Feeling curious, I decided to risk buying two more Laser Marker’s from Harbor Freight again, simply for the sake of comparison. Surprisingly, both lasers worked quite well, with one being a little better than the other.
Laser Marker 1 (top) versus Laser Marker 2 (bottom)
On Target (right/bottom) versus Laser Marker 1 (top/left)
There you have it, a little narrative detailing my adventures with X-Wing line lasers.
If you don’t have a laser yet and want to get one, or feel like upgrading, here’s my advice:
- If you live near a Harbor Freight, maybe you’ll feel like entering the laser lottery. Even though I’ve been through several of these now, I think you still have a slightly better than 50% chance of getting something usable, if not outright decent.
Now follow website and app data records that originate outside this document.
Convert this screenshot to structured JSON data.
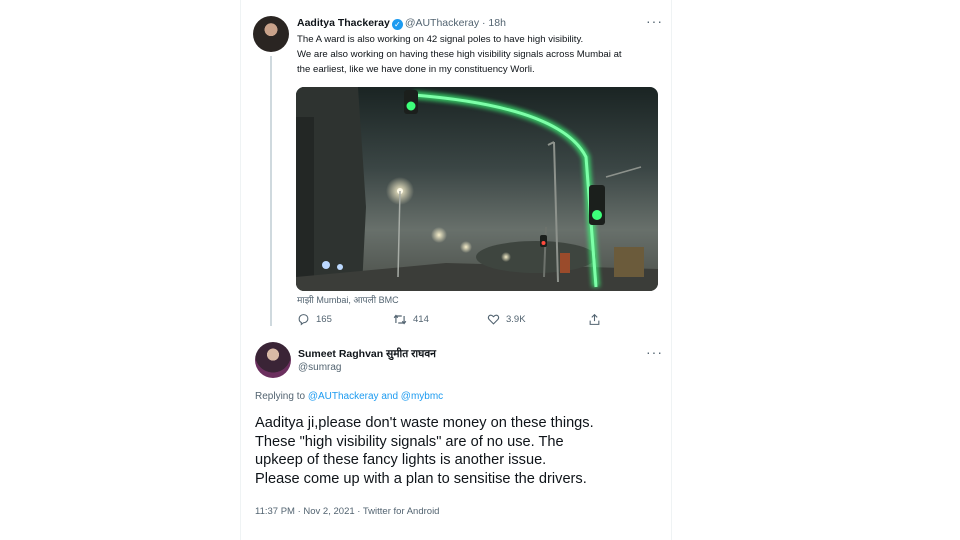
{
  "tweet1": {
    "author_name": "Aaditya Thackeray",
    "author_handle": "@AUThackeray",
    "separator": "·",
    "time": "18h",
    "more": "···",
    "text_lines": [
      "The A ward is also working on 42 signal poles to have high visibility.",
      "We are also working on having these high visibility signals across Mumbai at",
      "the earliest, like we have done in my constituency Worli."
    ],
    "media_caption": "माझी Mumbai, आपली BMC",
    "actions": {
      "replies": "165",
      "retweets": "414",
      "likes": "3.9K"
    },
    "icons": [
      "reply-icon",
      "retweet-icon",
      "like-icon",
      "share-icon"
    ]
  },
  "tweet2": {
    "author_name": "Sumeet Raghvan सुमीत राघवन",
    "author_handle": "@sumrag",
    "more": "···",
    "replying_prefix": "Replying to",
    "replying_user1": "@AUThackeray",
    "replying_and": "and",
    "replying_user2": "@mybmc",
    "text_lines": [
      "Aaditya ji,please don't waste money on these things.",
      "These \"high visibility signals\" are of no use. The",
      "upkeep of these fancy lights is another issue.",
      "Please come up with a plan to sensitise the drivers."
    ],
    "meta": "11:37 PM · Nov 2, 2021 · Twitter for Android"
  },
  "colors": {
    "accent": "#1d9bf0",
    "muted": "#536471",
    "signal_green": "#3dff7a"
  }
}
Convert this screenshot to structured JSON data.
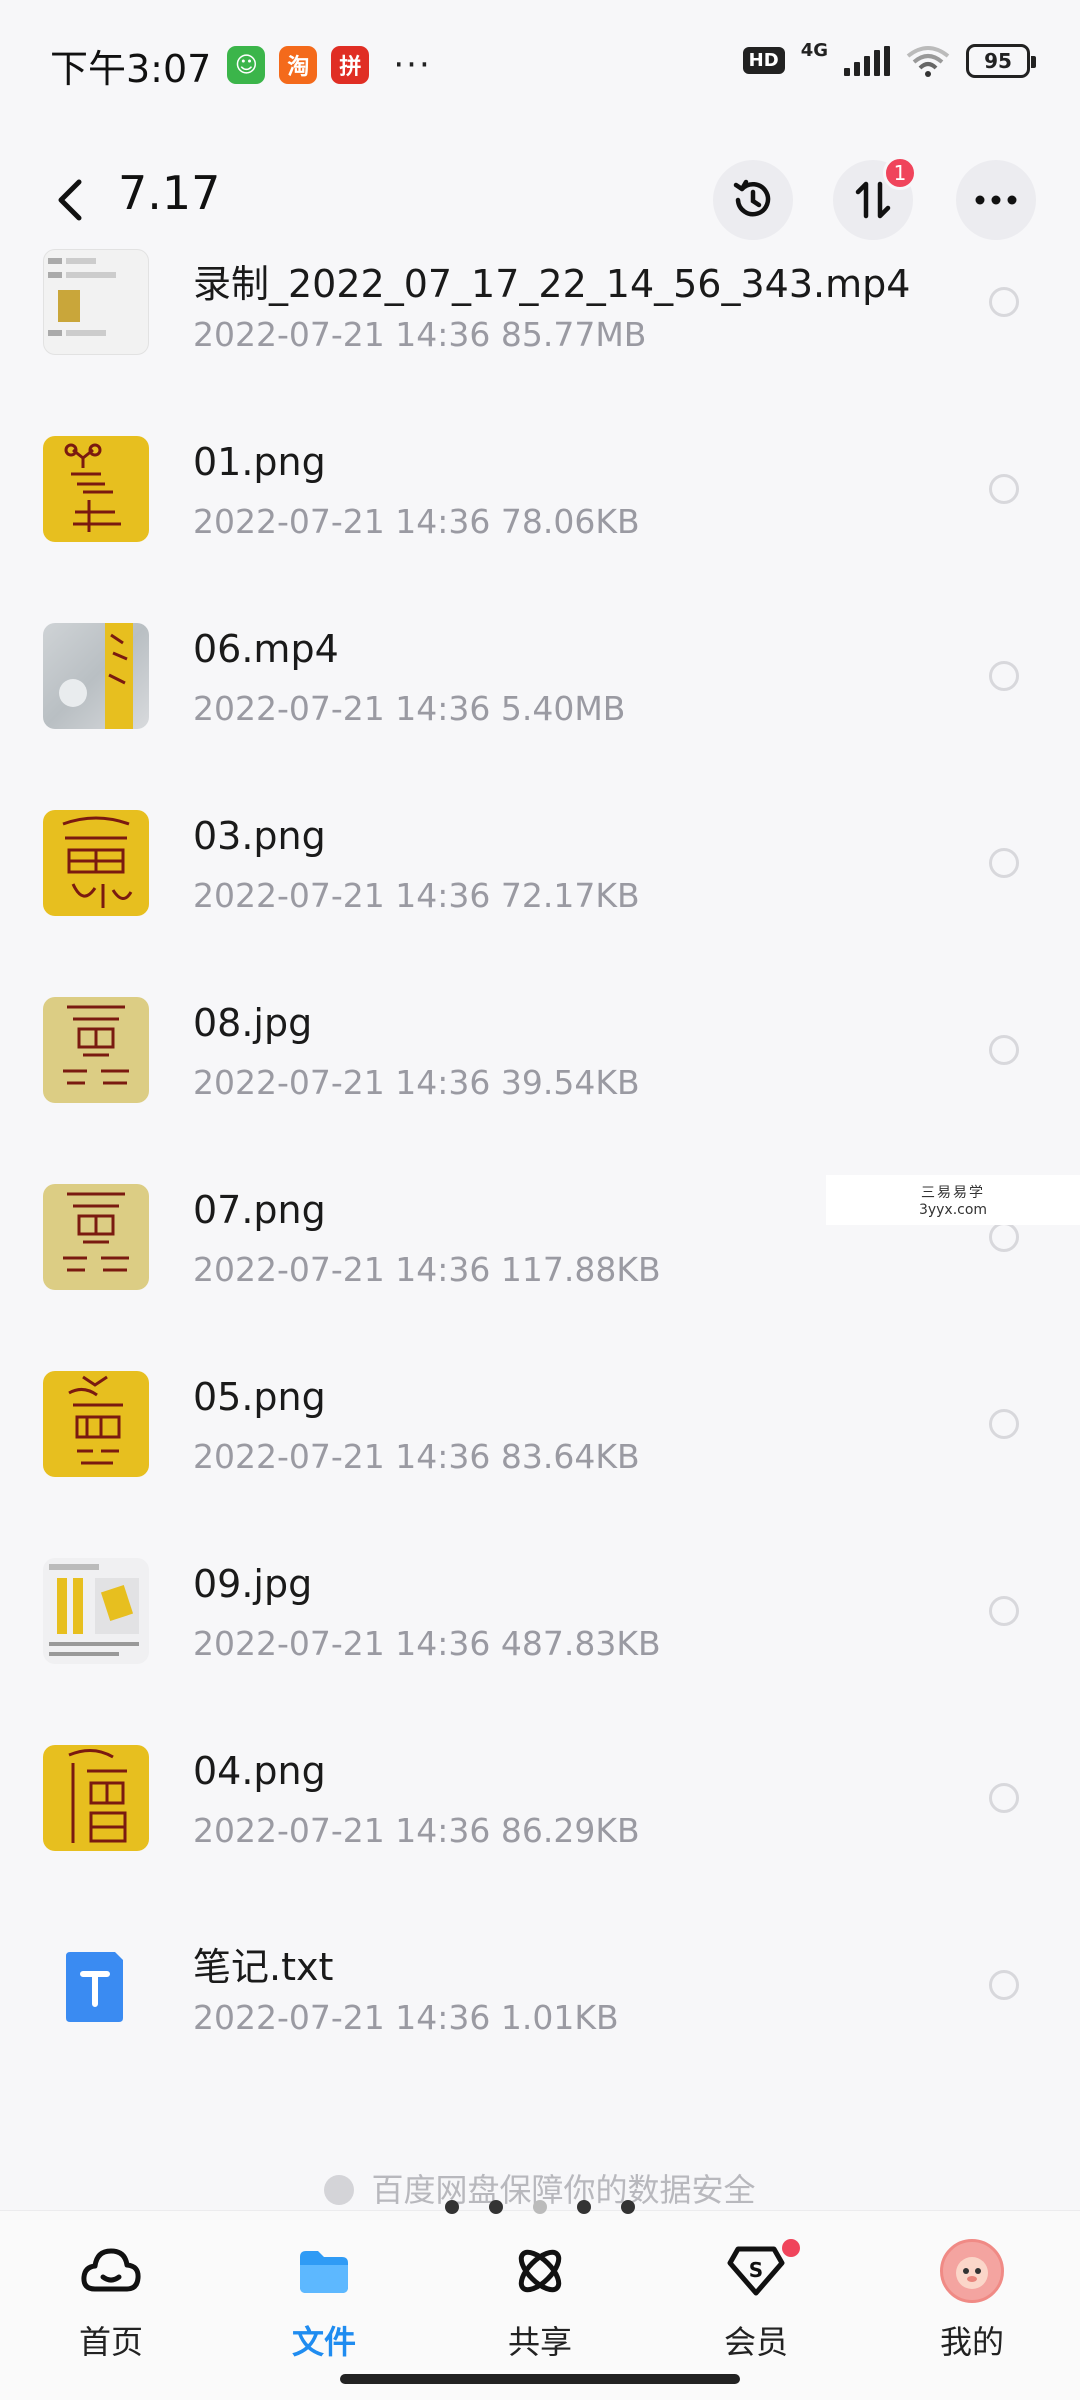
{
  "status_bar": {
    "time": "下午3:07",
    "app_icons": [
      {
        "name": "wechat-icon",
        "color": "#3bb54a",
        "glyph": "☺"
      },
      {
        "name": "taobao-icon",
        "color": "#f46a1b",
        "glyph": "淘"
      },
      {
        "name": "pinduoduo-icon",
        "color": "#e02e24",
        "glyph": "拼"
      }
    ],
    "more": "···",
    "hd": "HD",
    "network": "4G",
    "battery": "95"
  },
  "header": {
    "title": "7.17",
    "notification_count": "1"
  },
  "files": [
    {
      "name": "录制_2022_07_17_22_14_56_343.mp4",
      "meta": "2022-07-21  14:36  85.77MB",
      "thumb": "video1"
    },
    {
      "name": "01.png",
      "meta": "2022-07-21  14:36  78.06KB",
      "thumb": "yellow"
    },
    {
      "name": "06.mp4",
      "meta": "2022-07-21  14:36  5.40MB",
      "thumb": "video2"
    },
    {
      "name": "03.png",
      "meta": "2022-07-21  14:36  72.17KB",
      "thumb": "yellow"
    },
    {
      "name": "08.jpg",
      "meta": "2022-07-21  14:36  39.54KB",
      "thumb": "paper"
    },
    {
      "name": "07.png",
      "meta": "2022-07-21  14:36  117.88KB",
      "thumb": "paper"
    },
    {
      "name": "05.png",
      "meta": "2022-07-21  14:36  83.64KB",
      "thumb": "yellow"
    },
    {
      "name": "09.jpg",
      "meta": "2022-07-21  14:36  487.83KB",
      "thumb": "doc"
    },
    {
      "name": "04.png",
      "meta": "2022-07-21  14:36  86.29KB",
      "thumb": "yellow"
    },
    {
      "name": "笔记.txt",
      "meta": "2022-07-21  14:36  1.01KB",
      "thumb": "txt"
    }
  ],
  "watermark": {
    "line1": "三易易学",
    "line2": "3yyx.com"
  },
  "safety_notice": "百度网盘保障你的数据安全",
  "bottom_nav": [
    {
      "label": "首页",
      "icon": "cloud-home-icon",
      "active": false
    },
    {
      "label": "文件",
      "icon": "folder-icon",
      "active": true
    },
    {
      "label": "共享",
      "icon": "share-atom-icon",
      "active": false
    },
    {
      "label": "会员",
      "icon": "vip-icon",
      "active": false
    },
    {
      "label": "我的",
      "icon": "avatar",
      "active": false
    }
  ],
  "colors": {
    "accent": "#1f8cf0",
    "badge": "#f0445b",
    "thumb_yellow": "#e7bf1f"
  }
}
Save the receipt, and either open it in the store or your car and check it and keep exchanging until you’re satisfied. But, I doubt they’ll accept a return on a laser that has a line “too thick for X-Wing.” Good luck explaining that one, nerd.
- You probably can’t go wrong with the Army Painter Target Lock. It should be easy to find online for under $10USD, not including shipping. The one I have has a line that’s a tad thicker than I’d like or have seen in other people’s Target Locks, but it’s cheap, bright, straight, and reliable. It just probably won’t help you with those close calls as much as you’d like.
- Find an On Target laser. I’m obviously a huge fan, and it was worth every penny. I was able to get mine from their first Kickstarter, but they’ve apparently sold out of their original production run and thus launched another campaign last October. It all seems a little confusing to me, but I think they initially used Kickstarter to get the necessary funding goal and then switched over to BackerKit for surveys, fulfillment and possibly – and this is just an assumption – additional pre-order fulfillment? So you can still order one? It sure seems like it. If not, they do maintain their own webstore and if commentary on Kickstarter is to be believed, fulfillment will take place at the end of April 2017. Once that’s all finished, maybe you’ll be able to order one afterwards through their store. However, I think you have one other option as well. Gamesmith.ca used Funagain.com for fulfillment during their first campaign. Apparently, Fun again still has some in stock. So maybe you can get one now and not have to wait!
Or you can not worry about any of this and just call a Judge over to measure for you instead. 🙂